Assistant Director for the Office of Servicemember Affairs,
Consumer Financial Protection Bureau
For-Profit College Forum
Hosted by U.S. Senator Dick Durbin
January 23, 2012
Senator Durbin, thank you for the invitation to speak today concerning higher education for servicemembers and their families. The Dodd-Frank Act gives my office at the Consumer Financial Protection Bureau, the Office of Servicemember Affairs, the responsibility to work with Federal and state agencies on consumer protection measures for military families, and I am happy to take part in a dialogue like this one to ensure that military families’ education benefits are well-spent.
Servicemembers, veterans and their families are eager to earn college degrees. And there is an increasing effort by for-profit colleges to enroll them, due in large part to the “90-10 rule” created by the 1998 amendments to the Higher Education Act (HEA). Put simply, the 90-10 rule says that a for-profit college has to obtain at least 10 percent of its revenue from a source other than Title IV federal education funds administered by the Department of Education. Military Tuition Assistance (TA) and the GI Bill are not Title IV funds, which puts them squarely in the 10-percent category of the 90-10 rule.

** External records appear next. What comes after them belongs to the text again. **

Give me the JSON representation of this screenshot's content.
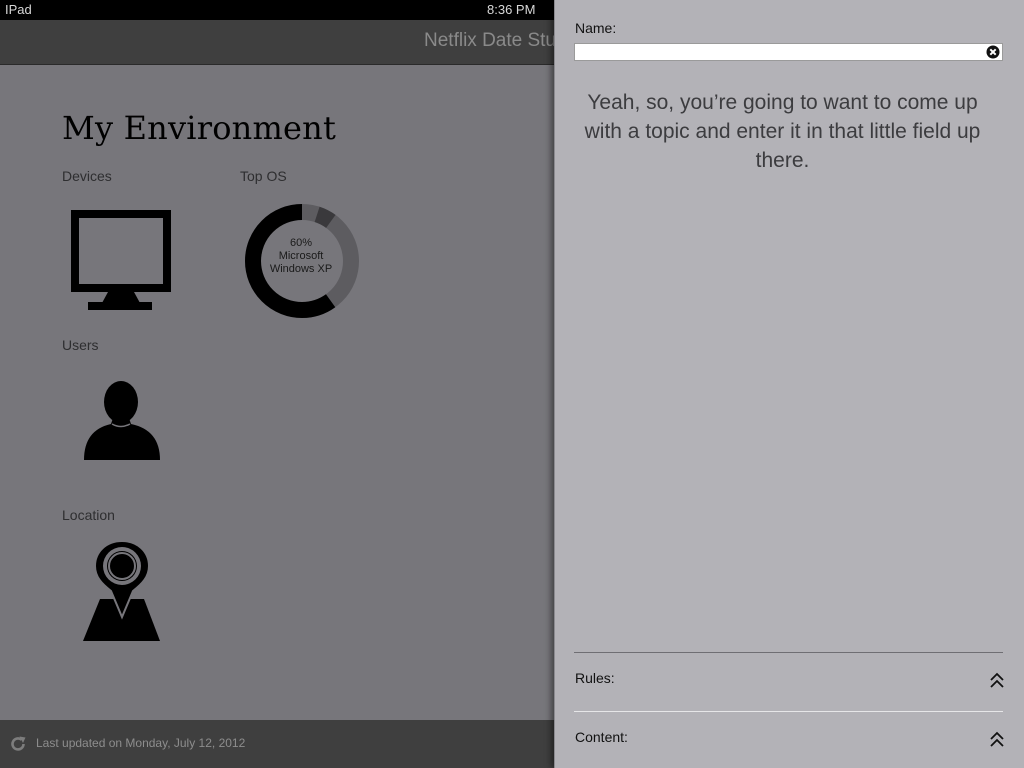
{
  "status_bar": {
    "device": "IPad",
    "time": "8:36 PM"
  },
  "title_bar": {
    "title": "Netflix Date Stu"
  },
  "main": {
    "title": "My Environment",
    "sections": {
      "devices": {
        "label": "Devices",
        "icon": "monitor-icon"
      },
      "top_os": {
        "label": "Top OS",
        "percent_text": "60%",
        "os_line1": "Microsoft",
        "os_line2": "Windows XP",
        "share": 0.6
      },
      "users": {
        "label": "Users",
        "icon": "user-icon"
      },
      "location": {
        "label": "Location",
        "icon": "map-pin-icon"
      }
    }
  },
  "footer": {
    "refresh_icon": "refresh-icon",
    "last_updated": "Last updated on Monday, July 12, 2012"
  },
  "panel": {
    "name_label": "Name:",
    "name_value": "",
    "clear_icon": "clear-circle-icon",
    "hint": "Yeah, so, you’re going to want to come up with a topic and enter it in that little field up there.",
    "rules_label": "Rules:",
    "content_label": "Content:",
    "expand_icon": "double-chevron-up-icon"
  },
  "colors": {
    "panel_bg": "#b3b2b7",
    "main_bg": "#77767b",
    "bar_bg": "#3f3f3f"
  }
}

And that’s a problem. The 90-10 rule has given some for-profit colleges an incentive to see servicemembers as nothing more than dollar signs in uniform, and to use some very aggressive marketing techniques to draw them in. And that marketing is working. Between 2006 and 2010, combined VA and DoD education benefits received by just 20 for-profit education companies increased from $66.6 million in 2006 to an estimated $521.2 million in 2010, a 683 percent increase! But does the quality of these educational programs merit that increase in revenue?
Although there are some for-profit colleges have solid academic credentials and a history of success for their graduates, as a group and compared with other institutions for-profit colleges have higher prices, lower graduation rates and a poor gainful employment history. They also have a higher-than-average student-loan default rate, which can be an indicator that students are being recruited with little concern for their ability to do the coursework. And there are a number of for-profit colleges with questionable academic credentials, with accreditation that is not accepted by other institutions. In fact, we just heard this week about a lawsuit filed by the Illinois Attorney General against a local college that did not have the regional accreditation needed to qualify its graduates for local law enforcement positions.
On my trips to military communities, I’ve heard stories that raise concerns about the practices of some for-profit colleges: marketing is aggressive and relentless; servicemembers are urged to take out private student loans rather than seeking out quality programs whose costs would be covered in full by their military benefits; and poor service and treatment is common at some institutions once servicemembers are enrolled. On recent visits to Kentucky, North Carolina and Montana, I heard from military education counselors that they feel besieged by for-profit colleges desiring access to the troops. I’ve also heard from military families that while colleges tout their accessibility and military-friendly ways, they may provide little in the way of assistance once a student has enrolled.
It’s a real concern that, just as in the days of unchecked payday lending before the implementation of the Military Lending Act, military communities are once again under siege by a group that sees big money to be made off them. The richness of the military education benefits is a big draw, with the 90-10 rule adding a significant extra incentive.
For veterans, the GI Bill should be the opportunity to build a better future. We all want our veterans to become successful, productive contributors to our society. Education can be the key to success, and the wonderful education benefits provided to our military and their families should not be wasted on programs that do not promote – and may even frustrate – this outcome.